[CR]Licensing agreement between Huffy and Raleigh? Haven't a clue!


Example: Framebuilding:Brazing Technique
From: "garth libre" <rabbitman@mindspring.com>
To: <classicrendezvous@bikelist.org>
Date: Wed, 6 Feb 2002 18:29:08 -0500
Subject: [CR]Licensing agreement between Huffy and Raleigh? Haven't a clue!

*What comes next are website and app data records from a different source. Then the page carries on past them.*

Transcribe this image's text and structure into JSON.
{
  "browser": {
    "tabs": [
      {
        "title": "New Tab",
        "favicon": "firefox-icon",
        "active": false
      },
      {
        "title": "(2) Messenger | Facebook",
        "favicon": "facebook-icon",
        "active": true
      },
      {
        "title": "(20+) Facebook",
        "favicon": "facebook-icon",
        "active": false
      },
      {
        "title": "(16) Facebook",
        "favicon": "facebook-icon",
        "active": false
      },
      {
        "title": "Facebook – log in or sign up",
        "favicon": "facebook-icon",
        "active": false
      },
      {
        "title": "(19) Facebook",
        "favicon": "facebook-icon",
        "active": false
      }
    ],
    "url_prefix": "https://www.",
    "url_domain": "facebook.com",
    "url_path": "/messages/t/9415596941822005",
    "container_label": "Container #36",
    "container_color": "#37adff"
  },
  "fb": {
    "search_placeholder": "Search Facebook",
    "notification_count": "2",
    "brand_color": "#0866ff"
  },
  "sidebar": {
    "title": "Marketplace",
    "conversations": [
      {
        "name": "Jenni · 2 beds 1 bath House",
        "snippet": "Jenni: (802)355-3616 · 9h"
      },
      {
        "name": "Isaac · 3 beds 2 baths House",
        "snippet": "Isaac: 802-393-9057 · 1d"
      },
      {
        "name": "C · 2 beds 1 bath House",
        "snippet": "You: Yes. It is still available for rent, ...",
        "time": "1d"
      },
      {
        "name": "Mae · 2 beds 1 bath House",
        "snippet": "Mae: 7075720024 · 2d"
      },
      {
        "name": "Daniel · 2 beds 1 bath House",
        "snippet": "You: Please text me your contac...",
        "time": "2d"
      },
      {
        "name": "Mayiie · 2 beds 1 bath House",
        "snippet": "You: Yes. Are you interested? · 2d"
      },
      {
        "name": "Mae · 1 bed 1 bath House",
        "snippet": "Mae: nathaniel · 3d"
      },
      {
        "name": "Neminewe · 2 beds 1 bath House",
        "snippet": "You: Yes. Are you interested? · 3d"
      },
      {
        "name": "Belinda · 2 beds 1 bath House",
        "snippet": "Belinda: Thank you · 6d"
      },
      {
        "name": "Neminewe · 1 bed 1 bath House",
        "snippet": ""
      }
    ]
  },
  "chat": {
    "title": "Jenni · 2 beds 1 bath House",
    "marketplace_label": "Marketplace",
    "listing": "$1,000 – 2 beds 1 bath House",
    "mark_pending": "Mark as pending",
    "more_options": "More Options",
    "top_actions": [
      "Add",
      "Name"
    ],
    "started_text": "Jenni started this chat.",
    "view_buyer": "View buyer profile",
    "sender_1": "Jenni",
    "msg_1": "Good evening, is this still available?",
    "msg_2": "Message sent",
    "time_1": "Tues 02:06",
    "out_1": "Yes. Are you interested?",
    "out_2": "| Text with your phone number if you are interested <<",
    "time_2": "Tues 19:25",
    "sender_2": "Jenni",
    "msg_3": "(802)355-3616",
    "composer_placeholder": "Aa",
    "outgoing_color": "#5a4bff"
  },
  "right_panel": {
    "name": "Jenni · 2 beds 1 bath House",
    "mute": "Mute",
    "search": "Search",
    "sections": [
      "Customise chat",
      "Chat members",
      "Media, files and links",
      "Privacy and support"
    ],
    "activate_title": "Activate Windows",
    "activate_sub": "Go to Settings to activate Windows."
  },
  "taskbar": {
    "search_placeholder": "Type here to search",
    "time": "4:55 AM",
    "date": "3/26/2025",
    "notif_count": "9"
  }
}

I can understand why Raleigh would license its name to Huffy for increased profits, but wouldn't Raleigh suffer undue damage if Huffy started putting the Raleigh name on gas pipe, ugly trash? If Huffy wanted to break into the up-scale lightweight biz, then why not just invent a new upscale name and market under that. By the mid 80's, Raleigh was already starting to show signs of becoming insignificant in name recognition for those seeking a lightweight race machine, or even a trendy touring model. When I was looking for a new race bike in the early 80's, I rode everything I could in the many San Francisco stores, but I never even came across a single Raleigh model anything. There were Schwinn, Lotus, Centurion, Fuji, Sikai, Shogun, and Bianchi and others in the mid price group, and a handful of super bikes made by Japanese and Italian manufacturers, but no Raleigh shops on the scene. It seems by the mid early 80's a manufacturer needed a complete line of race bikes and touring bikes in all price steps. Huffy had only the worst reputation, and that's the price you pay for selling your wares to Sears and K-mart. At least Raleigh died a noble death, after a brave fight in the late 80's to be recognized for being a fine manufacturer. Many people even consider their current line of race bikes to be the best value around, I believe this just may be true for those looking for a great value on a 105 or Ultegra aluminum model. (OT final sentence) Garth Libre in Surfside Fl.